The temple is devoted to Goddess Chandi, who resides atop the ‘Neel Parvat’ on the Ganges’ eastern bank. The goddess Chandi destroyed the demon kings Shumbha and Nishumbha here, giving rise to the name Chandi Devi. The main statue is thought to have been erected in the 8th century A.D. by Adi Shankaracharya. The temple is a 3kilometer (1.9mile) hike from Chandighat and may also be visited via ropeway.
Maya Devi Temple :
Haridwar was once known as Mayapuri, after the Goddess Maya Devi. This ancient temple of Maya Devi, Haridwar’s Adhishthatri Devi (Patron Goddess), is regarded one of the Siddhapithas and is claimed to be the location where Goddess Sati’s heart and navel fell. Along with Narayani Shila Temple and Bhairav Temple, it is one of the few old temples that still survive in Haridwar.
Makarvahini Temple :
A temple dedicated to Goddess Ganga is located in Laltarao Pul, close to the Birla Ghat. Jayandra Saraswati, Shankaracharya of Kanchi Kamakoti, founded this temple a few decades ago. The temple, built in South Indian architecture, has a historic ritual of adorning the goddess with vegetables and dried fruits on Ashtami Pooja, the eighth day of Navratri, earning her the title of Shakumbhari.
The ancient temple of Daksha Mahadev, also known as the Daksheshwar Mahadev Temple, is located in Kankhal’s south. According to Hindu traditions, King Daksha Prajapati, the father of Lord Shiva’s first bride Dakshayani, staged a yaga to which he purposefully did not invite Lord Shiva. When she showed there unannounced, he was further humiliated by the king, which angered Sati, who self-immolated herself in the yagna kund. King Daksha was later assassinated by the demon Virabhadra, who was born from Shiva’s rage. Shiva later brought the king back to life and gave him a goat’s head. The Daksha Mahadev temple is dedicated to this legend.
Bharat Mata Mandir :
Bharat Mata Mandir is a multi-story temple devoted to the goddess Bharat Mata (Mother India). Indira Gandhi dedicated the Bharat Mata Mandir on the banks of the Ganges on May 15, 1983.
The statue of Bharat Mata may be found on the first floor. The second level, Shur Mandir, is dedicated to India’s well-known heroes. The third level of the Matri Mandir is dedicated to the accomplishments of India’s legendary women, including Radha, Mira, Savitri, Draupadi, Ahilya, Anusuya, Maitreyi, Gargi, and others. The fourth storey Sant Mandir features prominent saints from several religions, including Jainism, Sikhism, and Buddhism. On the fifth level, there is an assembly hall with walls displaying the symbolic cohabitation of all religions practised in India and paintings illustrating history in various areas. The sixth storey is dedicated to the numerous manifestations of the Goddess Shakti, while the seventh floor is dedicated to all avatars of Lord Vishnu. The eighth level houses Lord Shiva’s temple, from which worshipers may see the Himalayas, Haridwar, and the Sapta Sarovar campus.

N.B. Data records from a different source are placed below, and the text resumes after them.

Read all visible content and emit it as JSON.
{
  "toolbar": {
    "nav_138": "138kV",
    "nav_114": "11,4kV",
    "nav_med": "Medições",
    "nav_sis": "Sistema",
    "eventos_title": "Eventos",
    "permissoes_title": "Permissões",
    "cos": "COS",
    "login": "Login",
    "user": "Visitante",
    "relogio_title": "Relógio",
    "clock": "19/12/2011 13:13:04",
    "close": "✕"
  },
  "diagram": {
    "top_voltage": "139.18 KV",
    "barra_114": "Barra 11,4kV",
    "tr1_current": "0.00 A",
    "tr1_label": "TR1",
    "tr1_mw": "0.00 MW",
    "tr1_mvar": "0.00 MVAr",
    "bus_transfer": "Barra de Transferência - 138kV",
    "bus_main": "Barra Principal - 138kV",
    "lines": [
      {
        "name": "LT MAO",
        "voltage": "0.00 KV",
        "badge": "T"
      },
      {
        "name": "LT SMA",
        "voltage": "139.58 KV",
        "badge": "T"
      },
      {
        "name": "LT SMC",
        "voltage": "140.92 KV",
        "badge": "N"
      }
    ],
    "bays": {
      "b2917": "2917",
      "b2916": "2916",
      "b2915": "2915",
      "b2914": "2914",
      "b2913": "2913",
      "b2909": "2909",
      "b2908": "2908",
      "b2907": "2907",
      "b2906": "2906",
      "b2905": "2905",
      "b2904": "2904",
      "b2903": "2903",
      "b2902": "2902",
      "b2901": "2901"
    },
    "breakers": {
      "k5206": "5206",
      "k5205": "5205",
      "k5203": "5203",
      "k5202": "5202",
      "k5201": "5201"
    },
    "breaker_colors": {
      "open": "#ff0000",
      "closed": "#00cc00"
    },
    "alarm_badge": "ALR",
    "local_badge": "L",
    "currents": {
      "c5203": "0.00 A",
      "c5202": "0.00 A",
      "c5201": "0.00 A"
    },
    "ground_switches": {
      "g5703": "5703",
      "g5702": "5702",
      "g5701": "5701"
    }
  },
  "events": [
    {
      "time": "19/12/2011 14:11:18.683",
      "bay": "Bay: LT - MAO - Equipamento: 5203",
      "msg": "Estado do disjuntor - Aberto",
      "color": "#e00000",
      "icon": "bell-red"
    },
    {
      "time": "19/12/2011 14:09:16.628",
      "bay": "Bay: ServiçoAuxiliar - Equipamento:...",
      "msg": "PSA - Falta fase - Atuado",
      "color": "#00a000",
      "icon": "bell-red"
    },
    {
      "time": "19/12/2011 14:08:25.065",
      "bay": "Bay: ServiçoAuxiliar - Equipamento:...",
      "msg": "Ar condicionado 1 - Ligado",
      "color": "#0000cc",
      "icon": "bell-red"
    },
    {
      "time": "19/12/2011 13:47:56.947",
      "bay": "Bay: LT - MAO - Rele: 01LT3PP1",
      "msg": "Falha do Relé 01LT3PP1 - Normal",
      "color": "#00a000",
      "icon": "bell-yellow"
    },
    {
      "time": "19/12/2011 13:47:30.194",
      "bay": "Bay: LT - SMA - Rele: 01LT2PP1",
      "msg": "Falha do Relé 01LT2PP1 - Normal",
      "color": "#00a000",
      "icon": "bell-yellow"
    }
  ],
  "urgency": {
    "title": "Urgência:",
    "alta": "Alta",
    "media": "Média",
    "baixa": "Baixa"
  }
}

Piran Kaliyar :
Piran Kaliyar Sharif, built by Ibrahim Lodhi, a ruler of Delhi, this ‘Dargah’ of Hazrat Alauddin Sabir Kaliyari, a 13th century Sufi Saint of the Chishti Order (also known as Sarkar Sabir Pak), in Kaliyar village, 7 km (4.3 mi) from Roorkee, is visited by devotees from all over the world during the annual ‘Urs’ festival,
Neel Dhara Pakshi Vihar :
Neel Dhara Pakshi Vihar is a bird viewing spot on the Haridwar Bhimgoda Barrier with a diverse fauna and vegetation, 3.5 km away from Haridwar Junction Railway Station. On the Ganges River near the ghat of HarKiPauri stands the Bhimgoda Dam. The dam was first designed to support irrigation but also produces hydropower and regulates floods. Neel Dhara Pakshi Vihar is the region behind the dam. Among bird lovers, the site is popular.